* OurMermaidsAreDifferent: In "The Mermaid", Captain Crane captures, well, [[CaptainObvious a mermaid]], who is depicted as a a vaguely flirtatious CuteMute with [[PsychicPowers telekinesis]].
** FishPerson: Unfortunately, her companion turns out to be a ''Film/CreatureFromTheBlackLagoon''-type monster who wreaks havoc aboard the Seaview.
* TheRemnant: One episode dealt with a Japanese holdout from UsefulNotes/WorldWarII.
* ReplacedTheThemeTune: Like ''Series/BeverlyHills90210'' decades later, the series had a different theme tune on exactly ''one'' episode - JerryGoldsmith scored the season two opener "Jonah And The Whale" and wrote his own rather more serious theme to replace the brighter Paul Sawtell one. [[https://www.youtube.com/watch?v=8kgMx0ib5YQ You can hear both themes here.]]
* ScrewTheRulesImDoingWhatsRight: Missile officer Corbett does this twice in "Doomsday". First, he can't bring himself to turn his missile key when a war alert is sounded.
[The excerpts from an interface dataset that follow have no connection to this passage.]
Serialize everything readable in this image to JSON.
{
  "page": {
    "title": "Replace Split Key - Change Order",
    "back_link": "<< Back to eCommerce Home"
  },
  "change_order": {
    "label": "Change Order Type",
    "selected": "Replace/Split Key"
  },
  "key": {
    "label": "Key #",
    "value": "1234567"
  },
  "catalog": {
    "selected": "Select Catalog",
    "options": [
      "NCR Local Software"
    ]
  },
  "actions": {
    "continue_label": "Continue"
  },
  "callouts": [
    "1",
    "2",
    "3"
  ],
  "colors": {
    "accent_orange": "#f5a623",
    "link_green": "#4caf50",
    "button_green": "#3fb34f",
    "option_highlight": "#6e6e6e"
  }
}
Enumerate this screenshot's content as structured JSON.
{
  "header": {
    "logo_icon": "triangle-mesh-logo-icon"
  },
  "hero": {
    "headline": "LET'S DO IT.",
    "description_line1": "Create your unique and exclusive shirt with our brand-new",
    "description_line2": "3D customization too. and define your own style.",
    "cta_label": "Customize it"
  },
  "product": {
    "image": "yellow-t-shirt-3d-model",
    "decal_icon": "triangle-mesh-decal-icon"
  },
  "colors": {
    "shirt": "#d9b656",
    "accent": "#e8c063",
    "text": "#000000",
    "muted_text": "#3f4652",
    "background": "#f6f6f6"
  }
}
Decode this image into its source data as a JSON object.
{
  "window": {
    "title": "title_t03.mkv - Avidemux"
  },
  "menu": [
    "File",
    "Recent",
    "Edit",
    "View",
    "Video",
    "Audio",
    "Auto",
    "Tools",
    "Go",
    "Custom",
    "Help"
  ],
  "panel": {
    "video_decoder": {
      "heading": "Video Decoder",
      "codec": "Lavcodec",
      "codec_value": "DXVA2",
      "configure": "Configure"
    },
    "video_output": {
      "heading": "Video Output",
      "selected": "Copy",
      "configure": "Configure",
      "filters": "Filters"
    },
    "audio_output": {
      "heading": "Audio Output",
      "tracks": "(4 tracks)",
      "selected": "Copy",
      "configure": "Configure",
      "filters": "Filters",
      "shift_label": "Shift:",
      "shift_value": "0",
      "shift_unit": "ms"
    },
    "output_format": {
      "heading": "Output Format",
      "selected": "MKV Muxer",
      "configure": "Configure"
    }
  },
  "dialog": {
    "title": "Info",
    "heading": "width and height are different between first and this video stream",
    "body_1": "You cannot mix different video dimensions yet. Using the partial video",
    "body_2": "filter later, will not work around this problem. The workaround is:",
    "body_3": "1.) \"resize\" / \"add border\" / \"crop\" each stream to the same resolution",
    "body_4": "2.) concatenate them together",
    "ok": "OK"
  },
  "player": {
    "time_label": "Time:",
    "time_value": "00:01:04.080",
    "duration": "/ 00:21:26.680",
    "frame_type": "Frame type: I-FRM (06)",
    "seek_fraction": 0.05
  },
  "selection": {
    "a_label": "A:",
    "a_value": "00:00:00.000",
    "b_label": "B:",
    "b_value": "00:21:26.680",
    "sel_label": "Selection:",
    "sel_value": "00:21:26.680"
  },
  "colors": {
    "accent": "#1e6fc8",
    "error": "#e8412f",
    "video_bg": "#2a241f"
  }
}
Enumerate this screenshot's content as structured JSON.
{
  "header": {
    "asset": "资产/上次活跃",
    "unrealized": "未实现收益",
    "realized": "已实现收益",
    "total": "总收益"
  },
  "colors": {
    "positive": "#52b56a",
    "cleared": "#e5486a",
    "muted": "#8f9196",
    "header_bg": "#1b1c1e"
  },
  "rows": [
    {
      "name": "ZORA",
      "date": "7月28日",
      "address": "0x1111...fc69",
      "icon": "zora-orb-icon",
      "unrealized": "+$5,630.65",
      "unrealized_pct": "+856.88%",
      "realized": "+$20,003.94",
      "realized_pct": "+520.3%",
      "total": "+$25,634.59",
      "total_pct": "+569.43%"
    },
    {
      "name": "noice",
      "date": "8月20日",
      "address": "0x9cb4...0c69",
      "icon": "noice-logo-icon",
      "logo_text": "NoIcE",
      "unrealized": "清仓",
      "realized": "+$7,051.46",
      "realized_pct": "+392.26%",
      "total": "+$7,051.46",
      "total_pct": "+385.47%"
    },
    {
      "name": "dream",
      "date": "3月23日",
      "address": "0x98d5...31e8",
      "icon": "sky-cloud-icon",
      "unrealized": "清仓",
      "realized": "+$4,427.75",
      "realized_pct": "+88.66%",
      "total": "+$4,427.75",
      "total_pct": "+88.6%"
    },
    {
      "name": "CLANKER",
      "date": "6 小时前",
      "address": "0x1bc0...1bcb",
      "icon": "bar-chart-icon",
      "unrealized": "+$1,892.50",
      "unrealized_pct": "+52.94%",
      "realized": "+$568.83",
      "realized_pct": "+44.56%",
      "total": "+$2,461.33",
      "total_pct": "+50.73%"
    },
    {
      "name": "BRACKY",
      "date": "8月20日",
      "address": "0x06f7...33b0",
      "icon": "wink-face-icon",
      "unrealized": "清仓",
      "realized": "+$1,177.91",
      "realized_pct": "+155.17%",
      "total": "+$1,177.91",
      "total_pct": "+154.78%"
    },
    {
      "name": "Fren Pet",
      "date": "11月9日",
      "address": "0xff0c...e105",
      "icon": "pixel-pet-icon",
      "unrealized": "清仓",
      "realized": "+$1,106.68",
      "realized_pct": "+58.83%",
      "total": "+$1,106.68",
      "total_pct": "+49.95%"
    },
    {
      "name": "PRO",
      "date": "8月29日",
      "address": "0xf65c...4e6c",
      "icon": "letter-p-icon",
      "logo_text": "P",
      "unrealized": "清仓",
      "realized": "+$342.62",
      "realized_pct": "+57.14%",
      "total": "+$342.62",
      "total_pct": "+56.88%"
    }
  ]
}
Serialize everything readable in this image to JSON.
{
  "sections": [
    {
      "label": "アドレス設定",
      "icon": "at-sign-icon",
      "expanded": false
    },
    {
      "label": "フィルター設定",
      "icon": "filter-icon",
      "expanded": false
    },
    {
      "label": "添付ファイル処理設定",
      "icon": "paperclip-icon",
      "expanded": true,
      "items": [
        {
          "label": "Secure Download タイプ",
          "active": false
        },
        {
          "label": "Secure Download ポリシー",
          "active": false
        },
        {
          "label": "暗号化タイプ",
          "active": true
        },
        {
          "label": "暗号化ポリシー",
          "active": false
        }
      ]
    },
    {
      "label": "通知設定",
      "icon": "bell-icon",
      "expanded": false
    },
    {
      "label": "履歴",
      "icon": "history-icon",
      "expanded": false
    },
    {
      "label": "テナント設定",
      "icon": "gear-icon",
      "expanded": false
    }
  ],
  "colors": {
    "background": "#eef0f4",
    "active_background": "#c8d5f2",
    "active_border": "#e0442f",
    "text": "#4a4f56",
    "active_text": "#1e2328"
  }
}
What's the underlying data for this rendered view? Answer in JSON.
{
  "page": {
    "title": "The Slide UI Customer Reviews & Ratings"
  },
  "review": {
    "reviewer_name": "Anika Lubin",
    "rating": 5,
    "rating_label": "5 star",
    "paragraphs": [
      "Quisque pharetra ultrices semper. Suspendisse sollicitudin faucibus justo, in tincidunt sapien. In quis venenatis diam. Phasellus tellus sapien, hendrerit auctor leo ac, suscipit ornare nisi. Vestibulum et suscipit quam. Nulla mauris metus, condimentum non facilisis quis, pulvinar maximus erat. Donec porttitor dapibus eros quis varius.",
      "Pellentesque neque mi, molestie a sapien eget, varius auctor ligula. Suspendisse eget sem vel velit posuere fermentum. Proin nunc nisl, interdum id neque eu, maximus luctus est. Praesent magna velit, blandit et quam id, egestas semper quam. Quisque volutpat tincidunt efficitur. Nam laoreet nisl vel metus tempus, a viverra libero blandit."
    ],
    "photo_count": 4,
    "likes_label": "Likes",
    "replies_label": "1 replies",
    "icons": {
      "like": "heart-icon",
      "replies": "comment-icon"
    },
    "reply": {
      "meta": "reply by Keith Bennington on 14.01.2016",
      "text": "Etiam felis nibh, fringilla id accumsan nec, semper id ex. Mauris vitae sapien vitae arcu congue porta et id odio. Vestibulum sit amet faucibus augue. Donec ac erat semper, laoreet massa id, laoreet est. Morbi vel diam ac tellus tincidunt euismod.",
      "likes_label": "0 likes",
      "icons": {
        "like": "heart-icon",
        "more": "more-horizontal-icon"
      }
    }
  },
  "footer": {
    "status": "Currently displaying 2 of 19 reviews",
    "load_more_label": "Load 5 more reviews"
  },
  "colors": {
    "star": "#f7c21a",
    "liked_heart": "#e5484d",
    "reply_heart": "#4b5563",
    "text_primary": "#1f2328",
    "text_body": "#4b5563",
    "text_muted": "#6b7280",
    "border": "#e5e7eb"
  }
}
Then, [[spoiler: he refuses to set a missile to explode beneath the ocean's surface, which would keep the episode's FailSafeFailure secret from the public.]]
* SpiritualSuccessor: ''Series/SeaQuestDSV''.
* StockFootage: Lots. "Creator/IrwinAllen" is basically synonymous with this trope.
** For example, the Seaview dove out of control into the seabed with monotonous regularity, always hitting the ''same rock''. After the first few times, you'd think they'd move the rock.
* TwentyMinutesIntoTheFuture: The series was set during TheSeventies, roughly a decade ahead of when it was made.
** "Doomsday", from the first season, sets the year at 1973.
* WithGreatPowerComesGreatInsanity: An early example is Jenkins from the first season episode, "The Amphibians". Experiments give him the ability to survive underwater, along with heightened senses and strength, and makes him power-mad.